  • Klabbers, Jan. “The Redundancy of Soft Law.” Nordisk Journal of International Law 65.2 (1996): 167–182.

    DOI: 10.1163/15718109620294889E-mail Citation »

    This must-read work asserts that the notion of soft law is redundant since “the traditional binary conception of law is well capable of performing the functions usually ascribed to soft law,” even though it “cannot be said to be legally insignificant either” (pp. 167–168). Available online for purchase or by subscription.

  • Pauwelyn, Joost, Ramses A. Wessel, and Jan Wouters, eds. Informal International Lawmaking. Oxford: Oxford University Press, 2012.

    DOI: 10.1093/acprof:oso/9780199658589.001.0001E-mail Citation »

    This work provides a valuable contribution from a multidisciplinary perspective to the study of soft law. It includes extensive empirical studies of scholars and practitioners analyzing informal international law-making around three axes, namely output informality, process informality, and actor informality, in aiming to assess if this informality jeopardizes transnational law-making accountability.

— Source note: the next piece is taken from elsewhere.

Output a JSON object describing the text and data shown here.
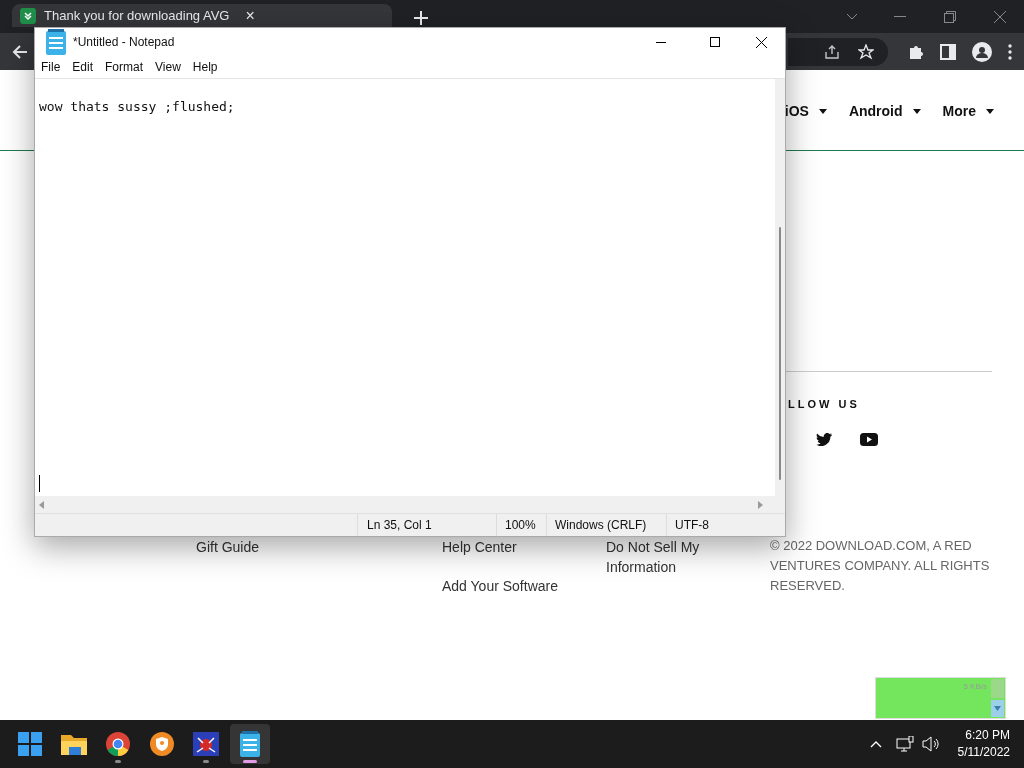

  • Shelton, Dinah, ed. Commitment and Compliance: The Role of Non-binding Norms in the International Legal System. Oxford: Oxford University Press, 2000.

    E-mail Citation »

    Groundbreaking work of the American Society of International Law evaluating nonbinding norms and discussing compliance with soft law through an assessment of a wide variety of nonbinding instruments on key subjects. Valuable introductory chapters are followed by studies of sectors and commentaries to these studies written by well-reputed experts. A must-read work.

  • Weil, Prosper. “Towards Relative Normativity in International Law?” American Journal of International Law 77 (1983): 413–442.

    DOI: 10.2307/2201073E-mail Citation »

    A much-quoted landmark work critical of the notion of “relative normativity,” warning not to blur the distinction between normative and non-normative rules and to differentiate between normative and pre-normative acts in the international norm-creating process. A must-read article for scholars and students approaching the subject. Available online for purchase or by subscription. A version in French is available: “Vers une normativité relative en droit international?” Revue générale de droit international public 86 (1982): 5–47.